Self publishing is no longer frowned upon.  Readers do not mind who the publisher is.  All they care about is having a good read.  The most successful way to promote books is by word of mouth starting with the authors themselves and spreading via their friends and family to a wider public.

Advertising is expensive particularly in this austere age.  A large publishing company will always plump for a book written by a celebrity rather than a newcomer because they know it will sell.  However, the quality of writing is often poor and the reading public are being let down.

Writers become good writers because they have been plugging away for years honing their art without success because mainstream publishers are unwilling to take a risk on an unknown talent.  There are legions of stories of authors who receive rejection after rejection before getting that big break through.  There must be many great novels out there which never see the light of day.

Self publishing means that there is now no need for this to happen.  It is marvellous that a big publisher has at last realised this.  Simon and Schuster are leading the way.

http://articles.chicagotribune.com/2012-11-27/entertainment/sns-rt-us-books-simonschuster-selfpublishingbre8aq17e-20121127_1_simon-schuster-carolyn-reidy-author-solutions


Public Libraries

November 8, 2012

I remember the first book I ever read which did not contain pictures.  It was “The Dog Caruso And His Master” by R M Ballantyne and I got it from my primary school library.  I do not remember taking it home but read it in breaks from class.  Then I visited public libraries and I read avidly.

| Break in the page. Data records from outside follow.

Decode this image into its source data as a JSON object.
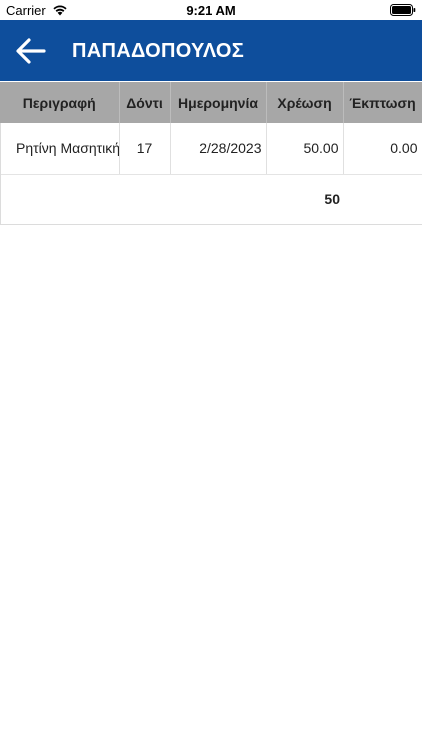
{
  "status_bar": {
    "carrier": "Carrier",
    "time": "9:21 AM"
  },
  "header": {
    "title": "ΠΑΠΑΔΟΠΟΥΛΟΣ",
    "background": "#0e4e9c"
  },
  "table": {
    "columns": [
      "Περιγραφή",
      "Δόντι",
      "Ημερομηνία",
      "Χρέωση",
      "Έκπτωση"
    ],
    "rows": [
      {
        "description": "Ρητίνη Μασητική",
        "tooth": "17",
        "date": "2/28/2023",
        "charge": "50.00",
        "discount": "0.00"
      }
    ],
    "total": "50"
  },
  "icons": {
    "back": "arrow-left-icon",
    "wifi": "wifi-icon",
    "battery": "battery-icon"
  }
}
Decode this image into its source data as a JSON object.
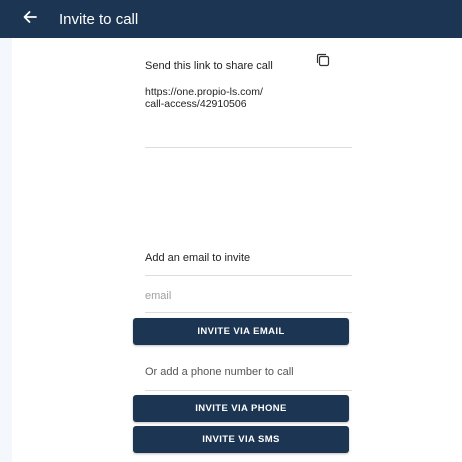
{
  "header": {
    "title": "Invite to call",
    "back_icon": "arrow-left-icon"
  },
  "share": {
    "label": "Send this link to share call",
    "link": "https://one.propio-ls.com/call-access/42910506",
    "copy_icon": "copy-icon"
  },
  "email": {
    "label": "Add an email to invite",
    "placeholder": "email",
    "value": "",
    "button_label": "INVITE VIA EMAIL"
  },
  "phone": {
    "label": "Or add a phone number to call",
    "button_phone_label": "INVITE VIA PHONE",
    "button_sms_label": "INVITE VIA SMS"
  },
  "colors": {
    "primary": "#1c3553",
    "background": "#ffffff"
  }
}
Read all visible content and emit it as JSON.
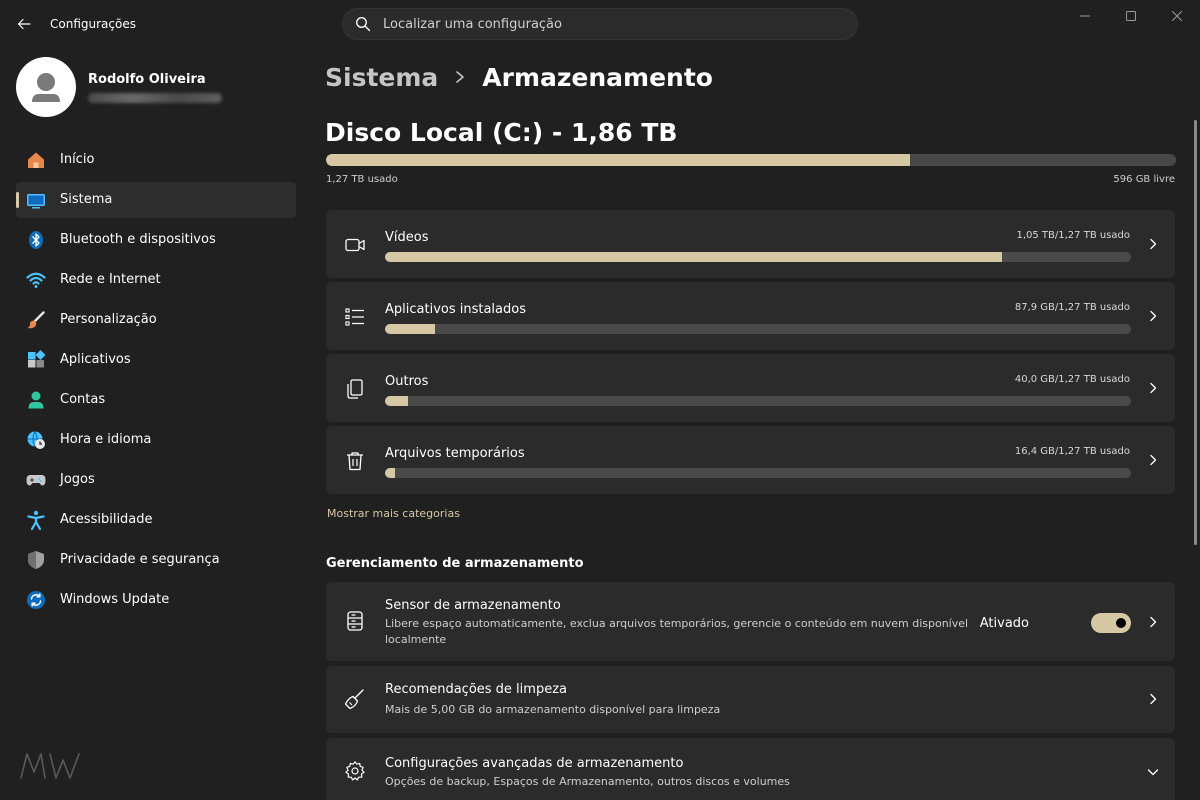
{
  "window": {
    "app_title": "Configurações",
    "search_placeholder": "Localizar uma configuração"
  },
  "profile": {
    "name": "Rodolfo Oliveira"
  },
  "sidebar": {
    "items": [
      {
        "label": "Início",
        "icon": "home-icon",
        "active": false
      },
      {
        "label": "Sistema",
        "icon": "monitor-icon",
        "active": true
      },
      {
        "label": "Bluetooth e dispositivos",
        "icon": "bluetooth-icon",
        "active": false
      },
      {
        "label": "Rede e Internet",
        "icon": "wifi-icon",
        "active": false
      },
      {
        "label": "Personalização",
        "icon": "brush-icon",
        "active": false
      },
      {
        "label": "Aplicativos",
        "icon": "apps-icon",
        "active": false
      },
      {
        "label": "Contas",
        "icon": "person-icon",
        "active": false
      },
      {
        "label": "Hora e idioma",
        "icon": "globe-clock-icon",
        "active": false
      },
      {
        "label": "Jogos",
        "icon": "gamepad-icon",
        "active": false
      },
      {
        "label": "Acessibilidade",
        "icon": "accessibility-icon",
        "active": false
      },
      {
        "label": "Privacidade e segurança",
        "icon": "shield-icon",
        "active": false
      },
      {
        "label": "Windows Update",
        "icon": "update-icon",
        "active": false
      }
    ]
  },
  "breadcrumb": {
    "parent": "Sistema",
    "current": "Armazenamento"
  },
  "disk": {
    "title": "Disco Local (C:) - 1,86 TB",
    "used_label": "1,27 TB usado",
    "free_label": "596 GB livre",
    "used_fraction": 0.687
  },
  "categories": [
    {
      "label": "Vídeos",
      "usage": "1,05 TB/1,27 TB usado",
      "fraction": 0.827,
      "icon": "video-icon"
    },
    {
      "label": "Aplicativos instalados",
      "usage": "87,9 GB/1,27 TB usado",
      "fraction": 0.067,
      "icon": "app-list-icon"
    },
    {
      "label": "Outros",
      "usage": "40,0 GB/1,27 TB usado",
      "fraction": 0.031,
      "icon": "documents-icon"
    },
    {
      "label": "Arquivos temporários",
      "usage": "16,4 GB/1,27 TB usado",
      "fraction": 0.013,
      "icon": "trash-icon"
    }
  ],
  "show_more": "Mostrar mais categorias",
  "management": {
    "title": "Gerenciamento de armazenamento",
    "sensor": {
      "title": "Sensor de armazenamento",
      "desc": "Libere espaço automaticamente, exclua arquivos temporários, gerencie o conteúdo em nuvem disponível localmente",
      "toggle_label": "Ativado",
      "toggle_on": true
    },
    "cleanup": {
      "title": "Recomendações de limpeza",
      "desc": "Mais de 5,00 GB do armazenamento disponível para limpeza"
    },
    "advanced": {
      "title": "Configurações avançadas de armazenamento",
      "desc": "Opções de backup, Espaços de Armazenamento, outros discos e volumes"
    }
  },
  "colors": {
    "accent": "#d7c8a5",
    "background": "#202020",
    "card": "#2b2b2b",
    "bar_track": "#4a4a4a"
  }
}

For a young boy with little pocket money growing up in the austere 1950s the public library was a godsend.  I visited regularly at first with my parents and then on my own.  I remember cycling to Downend Library near my home village of Mangotsfield near Bristol in the sixties.  I spent many a happy hour there.  There is nothing like searching the shelves for hidden treasures.

Public libraries have been hit badly by the current long recession.  Some have been forced to close through lack of funding so when I visited my Mother, who now lives in Downend, I called into the library to relive old times.  I was relieved to see that it was as busy as ever and I happily donated a copy of the first Peatmore Press book, “Cogrill’s Mill,” so it could sit happily on those cherished shelves.

Peatmore Press has also donated copies of its books to Woking Library, as it is based just outside the town, and for the time being all author public lending rights have been waved.  In these tough times is important that writers and publishers support these valuable institutions which for centuries were crucial for the preservation of the written word.